Jackson's attorney, Al Kim, agrees, adding that the community was also fed up with an abandoned dog problem (although it might be argued that Littlerock, a high desert town of only 1,400 people, could not have had too much of a stray dog problem). "At some point," he said," something needs to be done about these stray dogs, and I think an unfair amount of responsibility is being directed at my client. Does that mean he’s a murderer? Absolutely not.”

But when a jury perceives the death of a woman due to willful indifference...

The National Canine Research Council estimates about 30 people are killed by dogs each year. The Council also notes that owners being criminally charged for the actions of their dogs has been on the increase in recent years.
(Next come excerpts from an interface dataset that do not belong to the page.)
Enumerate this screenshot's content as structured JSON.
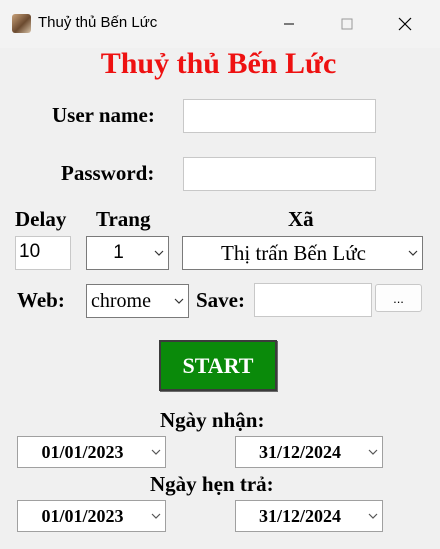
{
  "window": {
    "title": "Thuỷ thủ Bến Lức"
  },
  "heading": "Thuỷ thủ Bến Lức",
  "login": {
    "username_label": "User name:",
    "username_value": "",
    "password_label": "Password:",
    "password_value": ""
  },
  "settings": {
    "delay_label": "Delay",
    "delay_value": "10",
    "page_label": "Trang",
    "page_value": "1",
    "commune_label": "Xã",
    "commune_value": "Thị trấn Bến Lức",
    "web_label": "Web:",
    "web_value": "chrome",
    "save_label": "Save:",
    "save_value": "",
    "browse_label": "..."
  },
  "start_label": "START",
  "dates": {
    "received_label": "Ngày nhận:",
    "received_from": "01/01/2023",
    "received_to": "31/12/2024",
    "due_label": "Ngày hẹn trả:",
    "due_from": "01/01/2023",
    "due_to": "31/12/2024"
  }
}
Although legal action was taken against owners in 11.5 percent of cases nationally between 1990-1999, an increase of a little less than 2 percent over the previous decade, the following 12 years (2000-2012) saw any dramatic increase to 25.63 percent of cases producing criminal charges.

Even though the National Canine Research Council says that several dog breeds have been named in attacks and in many cases the breed was not known, Dogbite.org notes that pitbull attacks were responsible for 62 percent of all dog bite fatalities (176 out of 283) in the U. S. between 2005 and 2013.